“I don’t really care where the fight goes,” Roberts stated. “I’ve actually been training on the ground. I’ve spent a lot of time in a gi for this camp. I’ve also been hitting a lot, too. I don’t care. Wherever it goes, it goes. I would happily, ideally, get a knockout, so if I can keep it standing, I think my style against his is going to be good for me, if I can implement my game plan and keep pressure on him.
“There are a lot of improvements since my last fight, but, just like all of my fights, it will get pretty exciting. I’m just going to keep that momentum going and make it as exciting as possible. I’m definitely looking for the knockout.”
Roberts trains at Omaha’s Premier Combat Center with some of the top fighters in the midwest, including Ryan Jensen, Joe Ellenberger, Jason Brilz, Anthony Smith, Houston Alexander and Dakota Cochrane. However, even with all these UFC, Strikeforce, Titan and Bellator vets as willing training partners, he has gotten in some great sparring with another group of individuals at the gym.
“We’ve got a lot of good boxers, a lot of young boxers in the gym, who have been putting a whooping on me,” Roberts said jokingly. “Like, this one punk is 15 years old, and he gets me. He gets me pretty good sometimes. He’s a bigger Hispanic kid. It’s fun. It’s good getting different looks with quicker hands, and I definitely think that is going to help me.”
Premier is a great all-around combat gym, with proficiencies in MMA, kickboxing, boxing, wrestling and BJJ. For a champ like Roberts, these are all necessary tools to bring into a tough title defense.

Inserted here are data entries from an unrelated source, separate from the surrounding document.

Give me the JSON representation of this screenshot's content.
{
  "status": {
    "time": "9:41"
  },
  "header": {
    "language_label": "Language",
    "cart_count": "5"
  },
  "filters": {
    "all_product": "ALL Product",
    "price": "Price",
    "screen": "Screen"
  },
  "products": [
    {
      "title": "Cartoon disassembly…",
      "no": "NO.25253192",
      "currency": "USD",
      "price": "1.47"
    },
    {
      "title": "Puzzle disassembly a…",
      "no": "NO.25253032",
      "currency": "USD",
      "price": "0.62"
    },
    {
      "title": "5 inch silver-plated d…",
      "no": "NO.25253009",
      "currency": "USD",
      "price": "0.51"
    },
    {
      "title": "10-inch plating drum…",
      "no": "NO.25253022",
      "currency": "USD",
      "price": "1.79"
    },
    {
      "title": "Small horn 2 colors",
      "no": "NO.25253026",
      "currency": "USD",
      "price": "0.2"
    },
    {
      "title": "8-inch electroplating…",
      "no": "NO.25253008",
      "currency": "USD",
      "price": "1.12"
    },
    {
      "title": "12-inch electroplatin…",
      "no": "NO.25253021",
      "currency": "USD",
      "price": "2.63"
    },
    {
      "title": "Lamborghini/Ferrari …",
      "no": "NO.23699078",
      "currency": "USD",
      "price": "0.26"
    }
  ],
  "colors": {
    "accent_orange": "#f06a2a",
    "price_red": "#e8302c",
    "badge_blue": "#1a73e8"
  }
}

On Friday night, Roberts will be stepping into the cage at the Stir Cove venue inside Harrah’s casino for his third VFC featherweight title fight. With a new job, a new house and a family to provide for, the 36-year-old veteran has a lot on the line and will be looking for a decisive victory. Plus, that new house isn’t quite done yet and there’s a trip to the Caribbean in his near future.
“If I win this fight, I can buy the boiler and control for the radiant floor heating system that I’m installing myself in my new house. That’s about a $4,100 purchase, so, with any luck, I can at least be able to purchase that. Then, we’re going to Punta Cana in November with my wife and my daughter for a wedding, which I’m pretty excited about. I’ll pay those two things off and be happy.”